What is being asked:
Output the data below in full, character for character.

Data under study:
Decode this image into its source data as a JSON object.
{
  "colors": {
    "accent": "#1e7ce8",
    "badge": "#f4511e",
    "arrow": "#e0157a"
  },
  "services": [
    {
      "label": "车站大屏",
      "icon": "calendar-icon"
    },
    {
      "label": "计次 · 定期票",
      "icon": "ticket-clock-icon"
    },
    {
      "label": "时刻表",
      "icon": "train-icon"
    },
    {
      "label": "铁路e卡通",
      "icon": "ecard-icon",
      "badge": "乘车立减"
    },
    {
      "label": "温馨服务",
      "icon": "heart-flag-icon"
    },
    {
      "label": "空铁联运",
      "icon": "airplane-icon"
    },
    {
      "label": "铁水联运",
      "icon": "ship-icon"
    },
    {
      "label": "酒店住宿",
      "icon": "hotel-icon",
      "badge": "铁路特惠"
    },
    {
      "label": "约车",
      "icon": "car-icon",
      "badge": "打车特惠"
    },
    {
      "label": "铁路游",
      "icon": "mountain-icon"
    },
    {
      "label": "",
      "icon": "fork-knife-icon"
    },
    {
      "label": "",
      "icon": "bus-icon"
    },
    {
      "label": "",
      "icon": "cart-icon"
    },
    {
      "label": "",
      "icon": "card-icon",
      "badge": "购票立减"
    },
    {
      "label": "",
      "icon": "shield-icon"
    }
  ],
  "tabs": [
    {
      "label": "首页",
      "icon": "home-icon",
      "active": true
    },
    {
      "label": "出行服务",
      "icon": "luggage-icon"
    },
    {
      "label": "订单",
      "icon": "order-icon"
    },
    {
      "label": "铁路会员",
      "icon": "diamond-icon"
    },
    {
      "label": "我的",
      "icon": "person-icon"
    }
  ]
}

Exercise response:
Decode this image into its source data as a JSON object.
{
  "colors": {
    "accent": "#1e7ce8",
    "badge": "#f4511e",
    "arrow": "#e0157a"
  },
  "services": [
    {
      "label": "车站大屏",
      "icon": "calendar-icon"
    },
    {
      "label": "计次 · 定期票",
      "icon": "ticket-clock-icon"
    },
    {
      "label": "时刻表",
      "icon": "train-icon"
    },
    {
      "label": "铁路e卡通",
      "icon": "ecard-icon",
      "badge": "乘车立减"
    },
    {
      "label": "温馨服务",
      "icon": "heart-flag-icon"
    },
    {
      "label": "空铁联运",
      "icon": "airplane-icon"
    },
    {
      "label": "铁水联运",
      "icon": "ship-icon"
    },
    {
      "label": "酒店住宿",
      "icon": "hotel-icon",
      "badge": "铁路特惠"
    },
    {
      "label": "约车",
      "icon": "car-icon",
      "badge": "打车特惠"
    },
    {
      "label": "铁路游",
      "icon": "mountain-icon"
    },
    {
      "label": "",
      "icon": "fork-knife-icon"
    },
    {
      "label": "",
      "icon": "bus-icon"
    },
    {
      "label": "",
      "icon": "cart-icon"
    },
    {
      "label": "",
      "icon": "card-icon",
      "badge": "购票立减"
    },
    {
      "label": "",
      "icon": "shield-icon"
    }
  ],
  "tabs": [
    {
      "label": "首页",
      "icon": "home-icon",
      "active": true
    },
    {
      "label": "出行服务",
      "icon": "luggage-icon"
    },
    {
      "label": "订单",
      "icon": "order-icon"
    },
    {
      "label": "铁路会员",
      "icon": "diamond-icon"
    },
    {
      "label": "我的",
      "icon": "person-icon"
    }
  ]
}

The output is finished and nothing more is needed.